Alumni on social media have called for a stop to donations to the university, as well as alerting the office of alumni engagement to their concerns. Alumnus Rob Shapiro drafted a form letter to send to alumni engagement that has since been circulated on Twitter. Shapiro said in an email that he is “heartbroken” that the university has remained silent on DeJoy.
“I love Elon and want it to live up to the values it instills in its students. The administration has a responsibility to fight for justice — to stand with its students, faculty and community members who strive toward a more equitable world,” Shapiro wrote. “I hope Elon’s administration wakes up, removes DeJoy from its Board of Trustees, and prioritizes its support for a fair and free democracy over any individual’s money or influence.”
In addition to taking to social media, alumnus Joanna Penick ’03 started a petition on change.org, calling for DeJoy’s removal from the Board of Trustees. Penick said while she has signed many petitions, this is the first petition she has created herself and she did not know what to expect. In less than 24 hours, the petition had gained 500 signatures, according to Penick.
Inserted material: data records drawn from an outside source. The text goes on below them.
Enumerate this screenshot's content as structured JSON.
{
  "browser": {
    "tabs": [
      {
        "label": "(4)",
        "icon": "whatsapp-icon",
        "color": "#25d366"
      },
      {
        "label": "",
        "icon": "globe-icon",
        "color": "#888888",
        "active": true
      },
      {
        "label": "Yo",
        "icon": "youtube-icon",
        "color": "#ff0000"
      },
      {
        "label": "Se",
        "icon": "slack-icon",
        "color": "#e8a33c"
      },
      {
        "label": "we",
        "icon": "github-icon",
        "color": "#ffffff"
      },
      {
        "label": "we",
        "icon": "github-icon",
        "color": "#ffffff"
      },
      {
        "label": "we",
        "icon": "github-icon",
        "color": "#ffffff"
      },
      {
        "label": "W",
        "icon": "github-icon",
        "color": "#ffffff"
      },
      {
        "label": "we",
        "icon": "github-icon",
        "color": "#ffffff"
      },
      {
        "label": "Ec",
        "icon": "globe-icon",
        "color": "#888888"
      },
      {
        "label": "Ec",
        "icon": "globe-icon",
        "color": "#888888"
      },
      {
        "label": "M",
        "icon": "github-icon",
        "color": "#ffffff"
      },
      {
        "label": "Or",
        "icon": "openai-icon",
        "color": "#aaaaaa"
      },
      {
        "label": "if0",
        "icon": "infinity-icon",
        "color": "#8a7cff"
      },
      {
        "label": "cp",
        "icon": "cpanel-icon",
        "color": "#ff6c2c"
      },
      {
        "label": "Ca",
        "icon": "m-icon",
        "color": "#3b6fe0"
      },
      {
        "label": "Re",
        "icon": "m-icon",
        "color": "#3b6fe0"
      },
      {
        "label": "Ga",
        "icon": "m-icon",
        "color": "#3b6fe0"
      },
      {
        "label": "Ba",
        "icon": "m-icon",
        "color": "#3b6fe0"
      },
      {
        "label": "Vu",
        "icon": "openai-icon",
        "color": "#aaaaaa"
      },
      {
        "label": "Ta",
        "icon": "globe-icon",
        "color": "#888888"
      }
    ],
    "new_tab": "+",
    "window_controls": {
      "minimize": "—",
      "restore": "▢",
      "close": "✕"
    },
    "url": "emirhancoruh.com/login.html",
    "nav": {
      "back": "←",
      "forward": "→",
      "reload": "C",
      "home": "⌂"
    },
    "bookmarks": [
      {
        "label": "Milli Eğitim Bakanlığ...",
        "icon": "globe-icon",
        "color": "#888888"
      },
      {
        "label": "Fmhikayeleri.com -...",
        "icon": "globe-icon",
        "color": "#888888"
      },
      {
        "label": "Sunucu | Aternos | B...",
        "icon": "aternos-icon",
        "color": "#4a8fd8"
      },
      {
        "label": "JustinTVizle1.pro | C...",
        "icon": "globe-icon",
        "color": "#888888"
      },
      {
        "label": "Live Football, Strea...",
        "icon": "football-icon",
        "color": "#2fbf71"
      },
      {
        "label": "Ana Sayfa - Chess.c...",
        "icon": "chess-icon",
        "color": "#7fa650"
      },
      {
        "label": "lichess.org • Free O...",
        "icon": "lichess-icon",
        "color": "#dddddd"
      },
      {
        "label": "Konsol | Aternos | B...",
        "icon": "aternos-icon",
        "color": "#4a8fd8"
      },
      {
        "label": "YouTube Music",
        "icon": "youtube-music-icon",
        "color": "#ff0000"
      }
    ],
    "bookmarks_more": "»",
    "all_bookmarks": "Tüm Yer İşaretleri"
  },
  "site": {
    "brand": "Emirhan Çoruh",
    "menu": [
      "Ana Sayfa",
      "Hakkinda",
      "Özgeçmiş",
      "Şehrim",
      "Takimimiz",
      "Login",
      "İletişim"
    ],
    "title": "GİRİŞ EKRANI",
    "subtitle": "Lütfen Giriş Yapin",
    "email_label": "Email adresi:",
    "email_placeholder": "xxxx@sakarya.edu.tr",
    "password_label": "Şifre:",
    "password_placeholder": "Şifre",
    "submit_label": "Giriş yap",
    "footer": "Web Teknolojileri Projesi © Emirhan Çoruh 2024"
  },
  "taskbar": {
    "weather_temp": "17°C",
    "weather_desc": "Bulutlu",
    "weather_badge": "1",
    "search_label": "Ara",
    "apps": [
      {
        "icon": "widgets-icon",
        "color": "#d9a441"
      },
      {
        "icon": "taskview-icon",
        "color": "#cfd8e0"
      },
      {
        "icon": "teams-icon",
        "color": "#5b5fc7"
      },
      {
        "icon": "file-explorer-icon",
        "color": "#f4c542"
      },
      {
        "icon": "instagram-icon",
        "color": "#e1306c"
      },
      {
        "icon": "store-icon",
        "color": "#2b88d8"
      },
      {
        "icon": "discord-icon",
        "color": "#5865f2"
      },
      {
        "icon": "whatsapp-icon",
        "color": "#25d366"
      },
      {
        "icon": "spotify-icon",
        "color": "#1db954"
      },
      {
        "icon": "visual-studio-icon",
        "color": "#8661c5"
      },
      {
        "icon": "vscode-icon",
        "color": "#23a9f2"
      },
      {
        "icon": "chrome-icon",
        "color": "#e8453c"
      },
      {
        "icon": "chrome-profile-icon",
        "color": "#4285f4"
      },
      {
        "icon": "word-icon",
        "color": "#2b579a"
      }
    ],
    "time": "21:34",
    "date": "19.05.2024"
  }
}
After hearing about DeJoy’s “Friday Night Massacre,” Penick found out from another alumnus that DeJoy was on the Board of Trustees. The attack on USPS was personal for Penick, as her father returned from eleven consecutive months of combat in the Vietnam war to work the rest of his career with the USPS, a job Penick said that paid for her four years at Elon.
Penick said the “only acceptable outcome” in her opinion is for removal of DeJoy from the Board of Trustees and for Elon to no longer associate with DeJoy.
“I work for a university, and I do understand the often-times nuanced relationship between donors and the institutions they support, and I also understand the strange and terrible predicament that covid-19 has left universities in financially,” Penick wrote. “But Elon cannot align themselves with the all out attack on democracy that DeJoy and Trump have been launching over the last few weeks.”